* [YOUR INSTRUCTIONS]:
Look over the lines below. Report each one that includes the string "fallover".

——

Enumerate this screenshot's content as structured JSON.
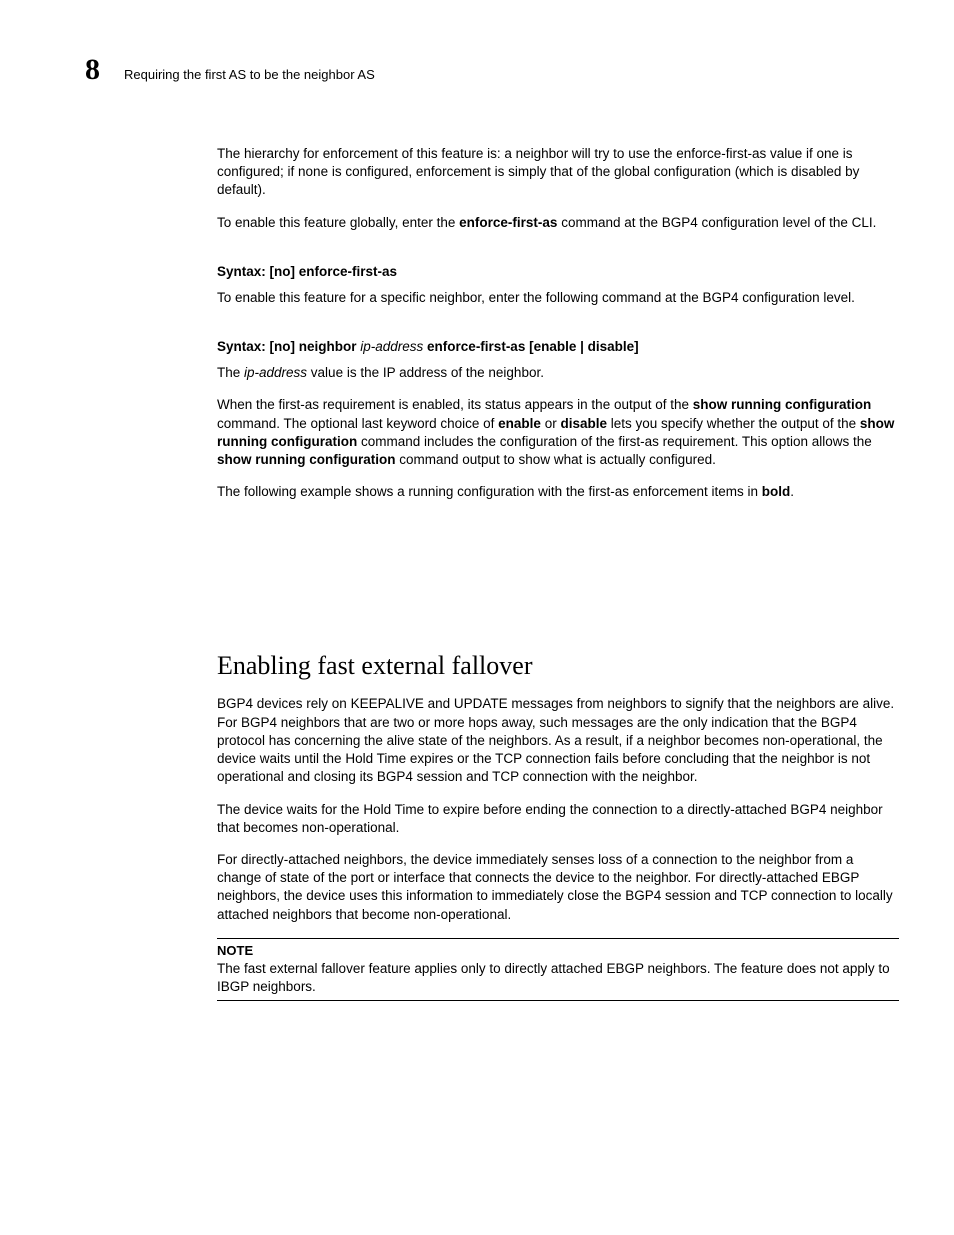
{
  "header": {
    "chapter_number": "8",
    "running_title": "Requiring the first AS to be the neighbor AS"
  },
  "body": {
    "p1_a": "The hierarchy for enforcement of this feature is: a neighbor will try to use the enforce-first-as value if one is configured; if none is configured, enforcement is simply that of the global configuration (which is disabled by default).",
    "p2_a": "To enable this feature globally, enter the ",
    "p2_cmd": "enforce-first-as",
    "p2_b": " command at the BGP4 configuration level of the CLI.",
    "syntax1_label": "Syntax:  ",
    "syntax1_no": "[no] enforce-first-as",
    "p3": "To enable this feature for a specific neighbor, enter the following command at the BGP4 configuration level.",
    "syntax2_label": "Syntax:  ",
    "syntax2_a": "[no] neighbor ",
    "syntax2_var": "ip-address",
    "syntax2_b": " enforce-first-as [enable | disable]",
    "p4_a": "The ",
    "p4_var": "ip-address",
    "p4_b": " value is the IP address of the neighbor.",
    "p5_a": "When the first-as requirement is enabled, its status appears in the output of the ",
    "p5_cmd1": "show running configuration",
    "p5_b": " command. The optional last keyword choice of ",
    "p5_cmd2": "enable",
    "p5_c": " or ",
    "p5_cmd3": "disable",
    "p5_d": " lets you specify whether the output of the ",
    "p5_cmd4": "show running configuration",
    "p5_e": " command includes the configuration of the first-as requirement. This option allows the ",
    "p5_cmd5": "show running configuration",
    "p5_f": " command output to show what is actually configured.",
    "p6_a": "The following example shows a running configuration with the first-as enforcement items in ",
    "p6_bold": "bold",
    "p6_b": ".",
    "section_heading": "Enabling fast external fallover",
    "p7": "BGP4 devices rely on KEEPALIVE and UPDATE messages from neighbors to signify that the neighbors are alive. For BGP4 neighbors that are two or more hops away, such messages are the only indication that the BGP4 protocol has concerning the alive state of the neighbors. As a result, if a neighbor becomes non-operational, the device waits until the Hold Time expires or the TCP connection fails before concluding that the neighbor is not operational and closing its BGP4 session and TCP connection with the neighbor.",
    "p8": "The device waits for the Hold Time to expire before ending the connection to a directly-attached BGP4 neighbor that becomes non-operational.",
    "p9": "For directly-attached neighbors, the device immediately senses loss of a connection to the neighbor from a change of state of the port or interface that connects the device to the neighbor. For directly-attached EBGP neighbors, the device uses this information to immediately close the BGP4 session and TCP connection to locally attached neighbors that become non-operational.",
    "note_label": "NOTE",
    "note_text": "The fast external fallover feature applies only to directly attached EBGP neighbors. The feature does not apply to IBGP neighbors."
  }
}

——

* [RESULT OF THIS TASK]:
    "section_heading": "Enabling fast external fallover",
    "note_text": "The fast external fallover feature applies only to directly attached EBGP neighbors. The feature does not apply to IBGP neighbors."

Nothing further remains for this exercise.